Prior to the onset of reforms in 1991, the capital market structure in India was subject to several controls and opaque procedures. The trading and settlement system was outdated and not in tune with international practices. The raising of capital from the securities market was regulated by India's Capital Issues (Control) Act, 1947. Under it, companies were required to obtain approval from the Controller of Capital Issues for raising funds in the market. In 1992, the Act was repealed and, with this, ended all controls relating to raising of funds from the market. Issuers of capital, however, are required to meet the guidelines of the Securities and Exchange Board of India (SEBI) on disclosures and protection of investors.
As part of the capital market reforms, the regulatory authorities in India have been quite active in governing and watching matters related to capital issues. Companies have also tapped new sources of domestic and international equity/debt to redesign and strengthen their capital structure.
This book gives a vivid account of capital market reforms in India.
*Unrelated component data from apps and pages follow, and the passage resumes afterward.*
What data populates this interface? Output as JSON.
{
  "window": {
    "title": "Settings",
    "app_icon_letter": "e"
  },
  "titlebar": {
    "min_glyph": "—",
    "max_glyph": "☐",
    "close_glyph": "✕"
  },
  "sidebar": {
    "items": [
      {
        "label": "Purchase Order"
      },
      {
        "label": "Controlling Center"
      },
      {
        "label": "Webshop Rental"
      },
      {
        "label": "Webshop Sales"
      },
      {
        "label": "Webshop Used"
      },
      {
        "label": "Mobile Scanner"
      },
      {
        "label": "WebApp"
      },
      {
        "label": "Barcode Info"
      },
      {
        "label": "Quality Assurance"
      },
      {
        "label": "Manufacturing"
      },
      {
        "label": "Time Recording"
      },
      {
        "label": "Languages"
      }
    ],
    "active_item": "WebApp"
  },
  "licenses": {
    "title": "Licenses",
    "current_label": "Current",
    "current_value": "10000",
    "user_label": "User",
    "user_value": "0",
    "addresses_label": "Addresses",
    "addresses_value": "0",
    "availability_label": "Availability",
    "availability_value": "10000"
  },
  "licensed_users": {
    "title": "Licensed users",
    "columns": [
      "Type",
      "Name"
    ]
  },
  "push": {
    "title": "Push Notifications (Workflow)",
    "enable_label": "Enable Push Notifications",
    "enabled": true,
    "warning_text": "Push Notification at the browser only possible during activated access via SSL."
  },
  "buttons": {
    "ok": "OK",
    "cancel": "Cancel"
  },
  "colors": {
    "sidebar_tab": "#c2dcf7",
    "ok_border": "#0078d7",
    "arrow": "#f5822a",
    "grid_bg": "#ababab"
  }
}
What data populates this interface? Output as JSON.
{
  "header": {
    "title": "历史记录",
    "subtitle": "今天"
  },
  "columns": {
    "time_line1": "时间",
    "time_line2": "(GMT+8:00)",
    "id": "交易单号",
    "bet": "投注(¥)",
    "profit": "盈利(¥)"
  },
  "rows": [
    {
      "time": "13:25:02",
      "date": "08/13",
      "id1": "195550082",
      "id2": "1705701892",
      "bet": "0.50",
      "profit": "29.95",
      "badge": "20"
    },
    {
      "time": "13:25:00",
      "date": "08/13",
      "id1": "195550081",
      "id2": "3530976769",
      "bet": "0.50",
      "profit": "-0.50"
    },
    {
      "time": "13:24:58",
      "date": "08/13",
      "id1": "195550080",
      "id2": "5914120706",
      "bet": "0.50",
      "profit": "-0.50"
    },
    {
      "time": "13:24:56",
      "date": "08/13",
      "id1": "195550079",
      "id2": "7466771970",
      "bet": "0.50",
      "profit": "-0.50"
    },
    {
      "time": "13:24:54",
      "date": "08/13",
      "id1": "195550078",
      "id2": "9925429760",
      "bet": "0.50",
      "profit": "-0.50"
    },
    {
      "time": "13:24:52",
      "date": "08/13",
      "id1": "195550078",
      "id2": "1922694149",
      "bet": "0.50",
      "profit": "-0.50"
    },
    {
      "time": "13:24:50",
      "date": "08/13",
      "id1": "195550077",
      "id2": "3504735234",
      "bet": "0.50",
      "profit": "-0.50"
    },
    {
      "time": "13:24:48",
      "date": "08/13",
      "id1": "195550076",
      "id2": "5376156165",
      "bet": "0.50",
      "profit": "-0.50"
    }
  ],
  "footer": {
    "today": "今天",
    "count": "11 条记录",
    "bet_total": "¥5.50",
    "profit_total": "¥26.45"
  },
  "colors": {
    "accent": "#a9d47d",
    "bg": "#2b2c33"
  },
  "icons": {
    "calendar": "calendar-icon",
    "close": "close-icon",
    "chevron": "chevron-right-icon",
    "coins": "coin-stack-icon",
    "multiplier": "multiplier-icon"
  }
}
More importantly, it analyzes the impact of regulatory policy changes on the capital structure of Indian companies.